C.S. Lewis was once asked, ‘Is attendance at a place of worship or membership with a Christian community necessary to a Christian way of life?’
His answer was as follows:
‘That’s a question which I cannot answer. My own experience is that when I first became a Christian, about fourteen years ago, I thought that I could do it on my own, by retiring to my rooms and reading theology, and I wouldn’t go to the churches and Gospel Halls; and then later I found that it was the only way of flying your flag; and, of course, I found that this meant being a target. It is extraordinary how inconvenient to your family it becomes for you to get up early to go to Church. It doesn’t matter so much if you get up early for anything else, but if you get up early to go to Church it’s very selfish of you and you upset the house.
If there is anything in the teaching of the New Testament which is in the nature of a command, it is that you are obliged to take the Sacrament, and you can’t do it without going to Church.

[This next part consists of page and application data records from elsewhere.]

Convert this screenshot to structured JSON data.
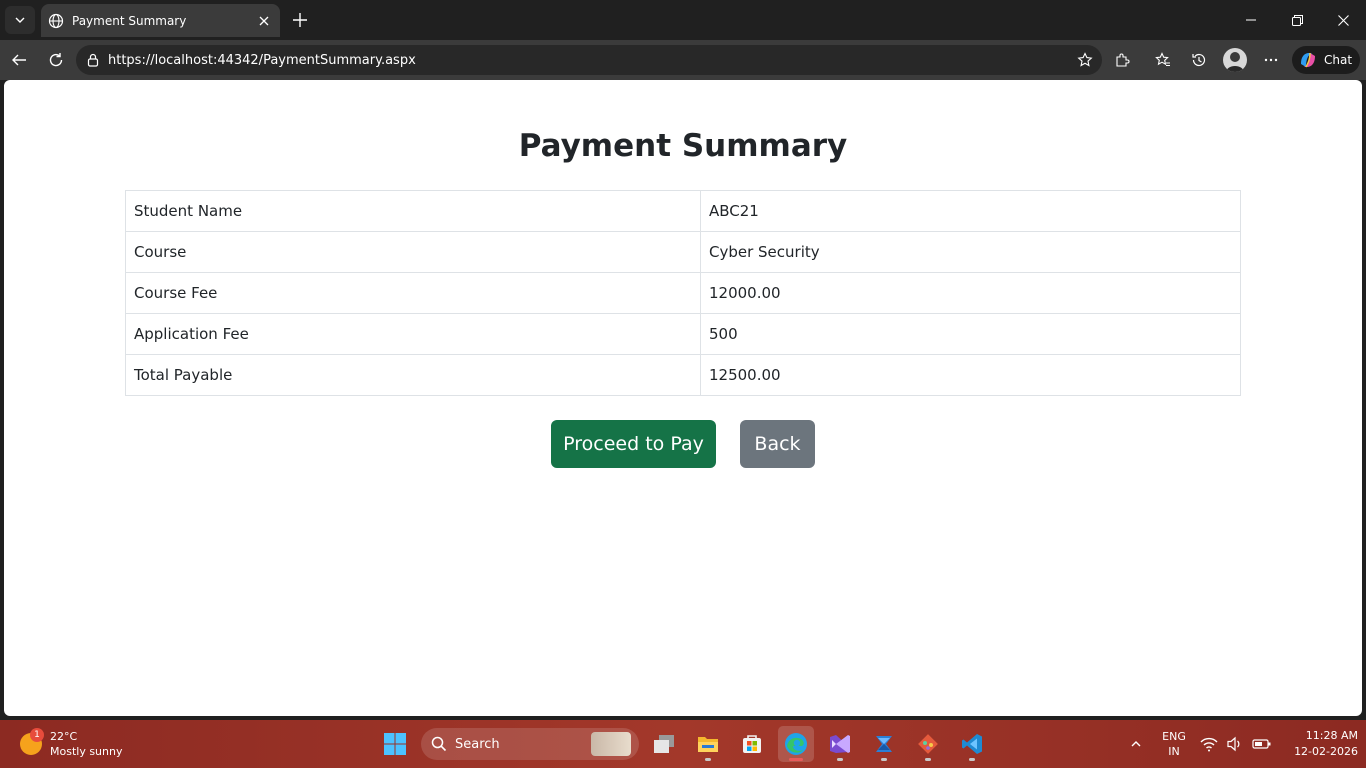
{
  "browser": {
    "tab_title": "Payment Summary",
    "url": "https://localhost:44342/PaymentSummary.aspx",
    "chat_label": "Chat"
  },
  "page": {
    "title": "Payment Summary",
    "rows": [
      {
        "label": "Student Name",
        "value": "ABC21"
      },
      {
        "label": "Course",
        "value": "Cyber Security"
      },
      {
        "label": "Course Fee",
        "value": "12000.00"
      },
      {
        "label": "Application Fee",
        "value": "500"
      },
      {
        "label": "Total Payable",
        "value": "12500.00"
      }
    ],
    "proceed_label": "Proceed to Pay",
    "back_label": "Back"
  },
  "taskbar": {
    "weather_badge": "1",
    "weather_temp": "22°C",
    "weather_desc": "Mostly sunny",
    "search_label": "Search",
    "lang_1": "ENG",
    "lang_2": "IN",
    "time": "11:28 AM",
    "date": "12-02-2026"
  },
  "colors": {
    "proceed_button": "#157347",
    "back_button": "#6c757d",
    "taskbar": "#a3382a"
  },
  "icons": [
    "tab-list-icon",
    "globe-icon",
    "close-icon",
    "plus-icon",
    "minimize-icon",
    "restore-icon",
    "window-close-icon",
    "back-arrow-icon",
    "refresh-icon",
    "lock-icon",
    "star-icon",
    "extensions-icon",
    "favorites-icon",
    "history-icon",
    "more-icon",
    "copilot-icon",
    "windows-logo-icon",
    "search-icon",
    "task-view-icon",
    "file-explorer-icon",
    "store-icon",
    "edge-icon",
    "visual-studio-icon",
    "sql-server-icon",
    "git-icon",
    "vscode-icon",
    "chevron-up-icon",
    "wifi-icon",
    "speaker-icon",
    "battery-icon"
  ]
}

I disliked very much their hymns, which I considered to be fifth-rate poems set to sixth-rate music. But as I went on I saw the great merit of it. I came up against different people of quite different outlooks and different education, and then gradually my conceit just began peeling off.

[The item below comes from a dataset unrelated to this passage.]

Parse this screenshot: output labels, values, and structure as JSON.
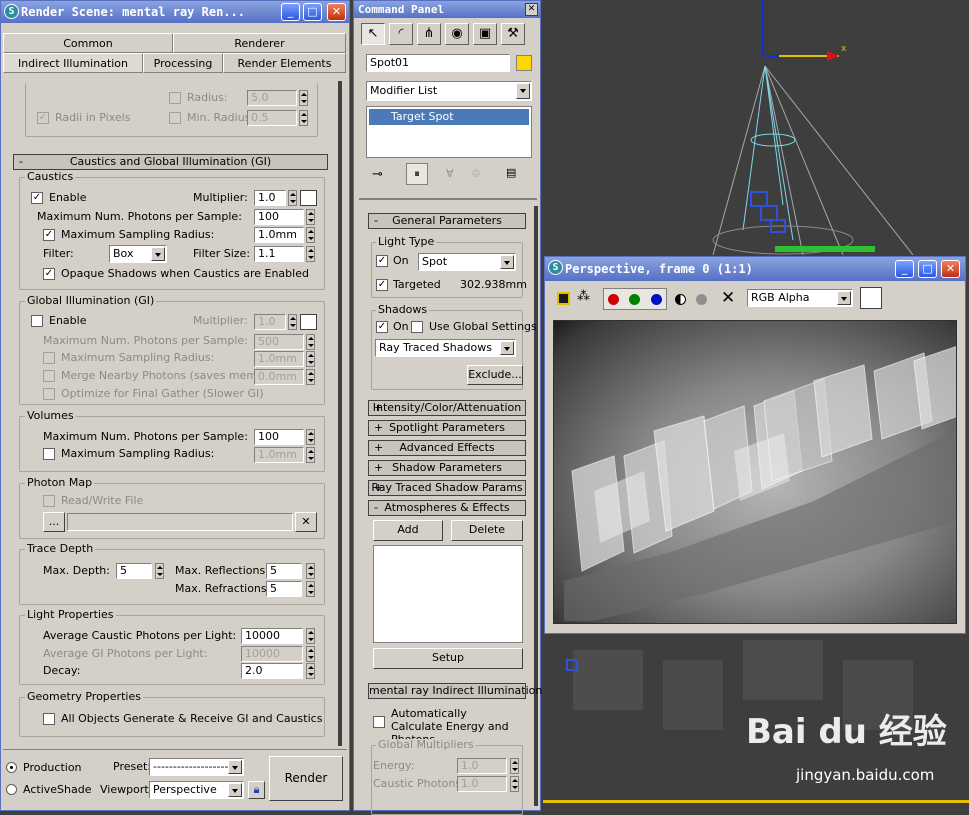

I realized that the hymns (which were just sixth-rate music) were, nevertheless, being sung with devotion and benefit by an old saint in elastic-side boots in the opposite pew, and then you realize that you aren’t fit to clean those boots. It gets you out of your solitary conceit.”
I deny, with some warmth, the charge of being “choosy about services.” My whole point was that any form will do me if only I’m given time to get used to it. The idea of allowing myself to be put off by mere inadequacy–an ugly church, a gawky server, a badly turned-out celebrant–is horrible. On the contrary, it constantly surprises me how little these things matter, as if:
“Never anything can be amiss, when simpleness and duty tender it.”